Data records for software interfaces

━━━━━━━━━━

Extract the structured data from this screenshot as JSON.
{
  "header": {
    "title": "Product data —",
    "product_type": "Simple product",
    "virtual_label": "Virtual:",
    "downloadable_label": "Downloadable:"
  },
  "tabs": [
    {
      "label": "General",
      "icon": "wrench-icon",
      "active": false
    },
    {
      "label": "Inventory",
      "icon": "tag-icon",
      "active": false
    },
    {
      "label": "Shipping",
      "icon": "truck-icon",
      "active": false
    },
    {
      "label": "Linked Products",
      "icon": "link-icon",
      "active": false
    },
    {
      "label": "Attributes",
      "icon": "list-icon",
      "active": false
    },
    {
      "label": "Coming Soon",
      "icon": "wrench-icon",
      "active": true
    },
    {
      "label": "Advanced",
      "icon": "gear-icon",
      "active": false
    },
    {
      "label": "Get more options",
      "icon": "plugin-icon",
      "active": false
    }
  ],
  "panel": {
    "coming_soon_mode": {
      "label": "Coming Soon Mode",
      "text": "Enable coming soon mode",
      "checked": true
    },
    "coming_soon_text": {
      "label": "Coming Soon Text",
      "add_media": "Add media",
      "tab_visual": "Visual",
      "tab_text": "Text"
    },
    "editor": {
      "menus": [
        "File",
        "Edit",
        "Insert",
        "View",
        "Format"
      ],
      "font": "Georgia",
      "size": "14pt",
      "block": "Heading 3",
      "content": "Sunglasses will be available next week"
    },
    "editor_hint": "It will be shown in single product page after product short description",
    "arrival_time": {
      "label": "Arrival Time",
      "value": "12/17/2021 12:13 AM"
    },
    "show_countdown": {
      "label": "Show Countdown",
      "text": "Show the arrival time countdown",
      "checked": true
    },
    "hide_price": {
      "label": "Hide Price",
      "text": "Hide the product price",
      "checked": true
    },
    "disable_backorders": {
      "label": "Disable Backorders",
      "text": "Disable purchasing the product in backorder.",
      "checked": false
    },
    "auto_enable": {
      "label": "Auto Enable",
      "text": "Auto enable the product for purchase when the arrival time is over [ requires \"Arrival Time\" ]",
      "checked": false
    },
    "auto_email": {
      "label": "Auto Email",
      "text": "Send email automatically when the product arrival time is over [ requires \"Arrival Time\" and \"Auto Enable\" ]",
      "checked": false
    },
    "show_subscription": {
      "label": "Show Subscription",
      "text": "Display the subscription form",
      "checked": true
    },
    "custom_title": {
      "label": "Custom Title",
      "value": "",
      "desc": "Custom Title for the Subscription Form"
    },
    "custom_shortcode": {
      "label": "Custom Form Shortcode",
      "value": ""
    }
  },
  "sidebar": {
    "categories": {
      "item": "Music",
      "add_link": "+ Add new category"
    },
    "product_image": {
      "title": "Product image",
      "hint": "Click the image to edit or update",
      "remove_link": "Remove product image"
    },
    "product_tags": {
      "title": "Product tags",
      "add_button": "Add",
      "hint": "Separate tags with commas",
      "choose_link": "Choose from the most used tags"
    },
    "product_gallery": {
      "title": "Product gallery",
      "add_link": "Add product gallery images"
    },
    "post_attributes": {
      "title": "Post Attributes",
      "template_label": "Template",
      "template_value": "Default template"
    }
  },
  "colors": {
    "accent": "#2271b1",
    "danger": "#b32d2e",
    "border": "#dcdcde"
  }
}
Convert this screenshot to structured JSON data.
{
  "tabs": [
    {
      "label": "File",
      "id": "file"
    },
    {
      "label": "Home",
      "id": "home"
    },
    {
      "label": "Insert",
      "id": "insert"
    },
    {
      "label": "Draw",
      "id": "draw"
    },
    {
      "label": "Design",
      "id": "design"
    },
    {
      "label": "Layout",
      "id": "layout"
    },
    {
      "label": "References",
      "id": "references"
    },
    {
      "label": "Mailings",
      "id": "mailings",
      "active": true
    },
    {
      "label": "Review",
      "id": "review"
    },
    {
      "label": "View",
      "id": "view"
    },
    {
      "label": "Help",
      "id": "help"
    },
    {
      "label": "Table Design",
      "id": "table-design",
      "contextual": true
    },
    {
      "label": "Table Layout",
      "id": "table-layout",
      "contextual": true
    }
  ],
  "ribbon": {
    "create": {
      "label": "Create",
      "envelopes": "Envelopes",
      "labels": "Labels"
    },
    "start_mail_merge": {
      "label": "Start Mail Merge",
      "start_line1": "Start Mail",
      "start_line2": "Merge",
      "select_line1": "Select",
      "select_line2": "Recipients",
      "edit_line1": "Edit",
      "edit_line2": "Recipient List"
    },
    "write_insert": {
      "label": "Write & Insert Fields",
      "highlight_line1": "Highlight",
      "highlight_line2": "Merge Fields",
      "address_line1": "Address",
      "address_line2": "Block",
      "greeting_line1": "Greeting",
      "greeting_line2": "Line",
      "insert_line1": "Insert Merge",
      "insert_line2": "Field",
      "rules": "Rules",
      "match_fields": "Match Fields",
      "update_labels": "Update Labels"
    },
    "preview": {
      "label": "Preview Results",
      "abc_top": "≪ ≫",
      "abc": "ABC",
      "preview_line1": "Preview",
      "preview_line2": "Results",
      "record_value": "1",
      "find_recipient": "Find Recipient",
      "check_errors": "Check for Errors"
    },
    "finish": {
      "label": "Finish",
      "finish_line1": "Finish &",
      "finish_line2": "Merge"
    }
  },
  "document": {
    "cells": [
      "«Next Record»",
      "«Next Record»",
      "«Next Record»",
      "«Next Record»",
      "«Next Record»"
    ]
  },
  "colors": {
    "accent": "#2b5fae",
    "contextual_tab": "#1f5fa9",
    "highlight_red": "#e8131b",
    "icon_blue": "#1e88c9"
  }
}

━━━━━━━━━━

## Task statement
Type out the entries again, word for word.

## Task response
Extract the structured data from this screenshot as JSON.
{
  "header": {
    "title": "Product data —",
    "product_type": "Simple product",
    "virtual_label": "Virtual:",
    "downloadable_label": "Downloadable:"
  },
  "tabs": [
    {
      "label": "General",
      "icon": "wrench-icon",
      "active": false
    },
    {
      "label": "Inventory",
      "icon": "tag-icon",
      "active": false
    },
    {
      "label": "Shipping",
      "icon": "truck-icon",
      "active": false
    },
    {
      "label": "Linked Products",
      "icon": "link-icon",
      "active": false
    },
    {
      "label": "Attributes",
      "icon": "list-icon",
      "active": false
    },
    {
      "label": "Coming Soon",
      "icon": "wrench-icon",
      "active": true
    },
    {
      "label": "Advanced",
      "icon": "gear-icon",
      "active": false
    },
    {
      "label": "Get more options",
      "icon": "plugin-icon",
      "active": false
    }
  ],
  "panel": {
    "coming_soon_mode": {
      "label": "Coming Soon Mode",
      "text": "Enable coming soon mode",
      "checked": true
    },
    "coming_soon_text": {
      "label": "Coming Soon Text",
      "add_media": "Add media",
      "tab_visual": "Visual",
      "tab_text": "Text"
    },
    "editor": {
      "menus": [
        "File",
        "Edit",
        "Insert",
        "View",
        "Format"
      ],
      "font": "Georgia",
      "size": "14pt",
      "block": "Heading 3",
      "content": "Sunglasses will be available next week"
    },
    "editor_hint": "It will be shown in single product page after product short description",
    "arrival_time": {
      "label": "Arrival Time",
      "value": "12/17/2021 12:13 AM"
    },
    "show_countdown": {
      "label": "Show Countdown",
      "text": "Show the arrival time countdown",
      "checked": true
    },
    "hide_price": {
      "label": "Hide Price",
      "text": "Hide the product price",
      "checked": true
    },
    "disable_backorders": {
      "label": "Disable Backorders",
      "text": "Disable purchasing the product in backorder.",
      "checked": false
    },
    "auto_enable": {
      "label": "Auto Enable",
      "text": "Auto enable the product for purchase when the arrival time is over [ requires \"Arrival Time\" ]",
      "checked": false
    },
    "auto_email": {
      "label": "Auto Email",
      "text": "Send email automatically when the product arrival time is over [ requires \"Arrival Time\" and \"Auto Enable\" ]",
      "checked": false
    },
    "show_subscription": {
      "label": "Show Subscription",
      "text": "Display the subscription form",
      "checked": true
    },
    "custom_title": {
      "label": "Custom Title",
      "value": "",
      "desc": "Custom Title for the Subscription Form"
    },
    "custom_shortcode": {
      "label": "Custom Form Shortcode",
      "value": ""
    }
  },
  "sidebar": {
    "categories": {
      "item": "Music",
      "add_link": "+ Add new category"
    },
    "product_image": {
      "title": "Product image",
      "hint": "Click the image to edit or update",
      "remove_link": "Remove product image"
    },
    "product_tags": {
      "title": "Product tags",
      "add_button": "Add",
      "hint": "Separate tags with commas",
      "choose_link": "Choose from the most used tags"
    },
    "product_gallery": {
      "title": "Product gallery",
      "add_link": "Add product gallery images"
    },
    "post_attributes": {
      "title": "Post Attributes",
      "template_label": "Template",
      "template_value": "Default template"
    }
  },
  "colors": {
    "accent": "#2271b1",
    "danger": "#b32d2e",
    "border": "#dcdcde"
  }
}
Convert this screenshot to structured JSON data.
{
  "tabs": [
    {
      "label": "File",
      "id": "file"
    },
    {
      "label": "Home",
      "id": "home"
    },
    {
      "label": "Insert",
      "id": "insert"
    },
    {
      "label": "Draw",
      "id": "draw"
    },
    {
      "label": "Design",
      "id": "design"
    },
    {
      "label": "Layout",
      "id": "layout"
    },
    {
      "label": "References",
      "id": "references"
    },
    {
      "label": "Mailings",
      "id": "mailings",
      "active": true
    },
    {
      "label": "Review",
      "id": "review"
    },
    {
      "label": "View",
      "id": "view"
    },
    {
      "label": "Help",
      "id": "help"
    },
    {
      "label": "Table Design",
      "id": "table-design",
      "contextual": true
    },
    {
      "label": "Table Layout",
      "id": "table-layout",
      "contextual": true
    }
  ],
  "ribbon": {
    "create": {
      "label": "Create",
      "envelopes": "Envelopes",
      "labels": "Labels"
    },
    "start_mail_merge": {
      "label": "Start Mail Merge",
      "start_line1": "Start Mail",
      "start_line2": "Merge",
      "select_line1": "Select",
      "select_line2": "Recipients",
      "edit_line1": "Edit",
      "edit_line2": "Recipient List"
    },
    "write_insert": {
      "label": "Write & Insert Fields",
      "highlight_line1": "Highlight",
      "highlight_line2": "Merge Fields",
      "address_line1": "Address",
      "address_line2": "Block",
      "greeting_line1": "Greeting",
      "greeting_line2": "Line",
      "insert_line1": "Insert Merge",
      "insert_line2": "Field",
      "rules": "Rules",
      "match_fields": "Match Fields",
      "update_labels": "Update Labels"
    },
    "preview": {
      "label": "Preview Results",
      "abc_top": "≪ ≫",
      "abc": "ABC",
      "preview_line1": "Preview",
      "preview_line2": "Results",
      "record_value": "1",
      "find_recipient": "Find Recipient",
      "check_errors": "Check for Errors"
    },
    "finish": {
      "label": "Finish",
      "finish_line1": "Finish &",
      "finish_line2": "Merge"
    }
  },
  "document": {
    "cells": [
      "«Next Record»",
      "«Next Record»",
      "«Next Record»",
      "«Next Record»",
      "«Next Record»"
    ]
  },
  "colors": {
    "accent": "#2b5fae",
    "contextual_tab": "#1f5fa9",
    "highlight_red": "#e8131b",
    "icon_blue": "#1e88c9"
  }
}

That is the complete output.